How to complete this task
Copy out the listing that follows in its entirety, keeping it exactly the same.

Entries supplied
========

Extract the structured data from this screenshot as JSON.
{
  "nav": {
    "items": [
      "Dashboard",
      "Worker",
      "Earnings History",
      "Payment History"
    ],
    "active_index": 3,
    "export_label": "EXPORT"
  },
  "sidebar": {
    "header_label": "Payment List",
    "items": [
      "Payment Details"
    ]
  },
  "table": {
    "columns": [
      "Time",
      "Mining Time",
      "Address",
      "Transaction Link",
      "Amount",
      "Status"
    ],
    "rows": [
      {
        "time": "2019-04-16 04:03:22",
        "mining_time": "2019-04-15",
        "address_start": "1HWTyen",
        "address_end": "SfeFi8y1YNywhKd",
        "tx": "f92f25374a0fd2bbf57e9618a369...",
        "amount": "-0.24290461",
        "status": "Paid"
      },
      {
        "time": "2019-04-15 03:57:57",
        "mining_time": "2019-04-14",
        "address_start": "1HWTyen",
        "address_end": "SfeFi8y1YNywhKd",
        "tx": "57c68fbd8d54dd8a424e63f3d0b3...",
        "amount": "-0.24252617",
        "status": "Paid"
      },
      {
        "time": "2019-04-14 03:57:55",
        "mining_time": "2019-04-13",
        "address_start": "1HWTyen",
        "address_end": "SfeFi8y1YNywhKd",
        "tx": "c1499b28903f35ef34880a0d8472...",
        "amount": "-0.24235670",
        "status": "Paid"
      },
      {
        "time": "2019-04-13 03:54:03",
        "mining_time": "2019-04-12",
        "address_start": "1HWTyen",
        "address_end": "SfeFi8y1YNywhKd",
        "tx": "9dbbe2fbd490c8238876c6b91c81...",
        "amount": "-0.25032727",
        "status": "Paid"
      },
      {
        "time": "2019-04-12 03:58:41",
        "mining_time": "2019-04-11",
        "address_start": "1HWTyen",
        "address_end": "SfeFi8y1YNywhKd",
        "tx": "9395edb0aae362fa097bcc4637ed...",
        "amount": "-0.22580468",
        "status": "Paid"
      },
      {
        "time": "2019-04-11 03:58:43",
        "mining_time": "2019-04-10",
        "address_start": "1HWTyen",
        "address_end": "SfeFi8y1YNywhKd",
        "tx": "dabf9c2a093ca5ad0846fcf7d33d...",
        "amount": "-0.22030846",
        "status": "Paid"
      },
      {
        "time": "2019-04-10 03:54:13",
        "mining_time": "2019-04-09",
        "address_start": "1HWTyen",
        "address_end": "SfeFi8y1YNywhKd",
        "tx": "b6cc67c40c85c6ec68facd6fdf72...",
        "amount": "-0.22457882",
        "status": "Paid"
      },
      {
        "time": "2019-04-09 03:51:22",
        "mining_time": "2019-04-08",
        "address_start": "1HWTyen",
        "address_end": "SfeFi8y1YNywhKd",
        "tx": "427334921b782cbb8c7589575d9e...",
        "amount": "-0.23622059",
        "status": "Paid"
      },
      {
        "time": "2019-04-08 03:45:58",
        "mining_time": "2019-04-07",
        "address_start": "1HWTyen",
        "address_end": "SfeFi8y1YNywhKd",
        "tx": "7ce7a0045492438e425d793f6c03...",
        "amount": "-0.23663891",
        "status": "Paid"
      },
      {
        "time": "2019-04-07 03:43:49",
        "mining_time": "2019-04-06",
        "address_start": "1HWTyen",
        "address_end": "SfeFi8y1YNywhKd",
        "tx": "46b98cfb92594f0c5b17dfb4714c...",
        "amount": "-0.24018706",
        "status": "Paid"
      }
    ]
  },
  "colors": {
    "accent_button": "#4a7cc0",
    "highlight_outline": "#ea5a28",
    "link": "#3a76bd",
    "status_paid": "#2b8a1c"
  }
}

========

Task solution
Extract the structured data from this screenshot as JSON.
{
  "nav": {
    "items": [
      "Dashboard",
      "Worker",
      "Earnings History",
      "Payment History"
    ],
    "active_index": 3,
    "export_label": "EXPORT"
  },
  "sidebar": {
    "header_label": "Payment List",
    "items": [
      "Payment Details"
    ]
  },
  "table": {
    "columns": [
      "Time",
      "Mining Time",
      "Address",
      "Transaction Link",
      "Amount",
      "Status"
    ],
    "rows": [
      {
        "time": "2019-04-16 04:03:22",
        "mining_time": "2019-04-15",
        "address_start": "1HWTyen",
        "address_end": "SfeFi8y1YNywhKd",
        "tx": "f92f25374a0fd2bbf57e9618a369...",
        "amount": "-0.24290461",
        "status": "Paid"
      },
      {
        "time": "2019-04-15 03:57:57",
        "mining_time": "2019-04-14",
        "address_start": "1HWTyen",
        "address_end": "SfeFi8y1YNywhKd",
        "tx": "57c68fbd8d54dd8a424e63f3d0b3...",
        "amount": "-0.24252617",
        "status": "Paid"
      },
      {
        "time": "2019-04-14 03:57:55",
        "mining_time": "2019-04-13",
        "address_start": "1HWTyen",
        "address_end": "SfeFi8y1YNywhKd",
        "tx": "c1499b28903f35ef34880a0d8472...",
        "amount": "-0.24235670",
        "status": "Paid"
      },
      {
        "time": "2019-04-13 03:54:03",
        "mining_time": "2019-04-12",
        "address_start": "1HWTyen",
        "address_end": "SfeFi8y1YNywhKd",
        "tx": "9dbbe2fbd490c8238876c6b91c81...",
        "amount": "-0.25032727",
        "status": "Paid"
      },
      {
        "time": "2019-04-12 03:58:41",
        "mining_time": "2019-04-11",
        "address_start": "1HWTyen",
        "address_end": "SfeFi8y1YNywhKd",
        "tx": "9395edb0aae362fa097bcc4637ed...",
        "amount": "-0.22580468",
        "status": "Paid"
      },
      {
        "time": "2019-04-11 03:58:43",
        "mining_time": "2019-04-10",
        "address_start": "1HWTyen",
        "address_end": "SfeFi8y1YNywhKd",
        "tx": "dabf9c2a093ca5ad0846fcf7d33d...",
        "amount": "-0.22030846",
        "status": "Paid"
      },
      {
        "time": "2019-04-10 03:54:13",
        "mining_time": "2019-04-09",
        "address_start": "1HWTyen",
        "address_end": "SfeFi8y1YNywhKd",
        "tx": "b6cc67c40c85c6ec68facd6fdf72...",
        "amount": "-0.22457882",
        "status": "Paid"
      },
      {
        "time": "2019-04-09 03:51:22",
        "mining_time": "2019-04-08",
        "address_start": "1HWTyen",
        "address_end": "SfeFi8y1YNywhKd",
        "tx": "427334921b782cbb8c7589575d9e...",
        "amount": "-0.23622059",
        "status": "Paid"
      },
      {
        "time": "2019-04-08 03:45:58",
        "mining_time": "2019-04-07",
        "address_start": "1HWTyen",
        "address_end": "SfeFi8y1YNywhKd",
        "tx": "7ce7a0045492438e425d793f6c03...",
        "amount": "-0.23663891",
        "status": "Paid"
      },
      {
        "time": "2019-04-07 03:43:49",
        "mining_time": "2019-04-06",
        "address_start": "1HWTyen",
        "address_end": "SfeFi8y1YNywhKd",
        "tx": "46b98cfb92594f0c5b17dfb4714c...",
        "amount": "-0.24018706",
        "status": "Paid"
      }
    ]
  },
  "colors": {
    "accent_button": "#4a7cc0",
    "highlight_outline": "#ea5a28",
    "link": "#3a76bd",
    "status_paid": "#2b8a1c"
  }
}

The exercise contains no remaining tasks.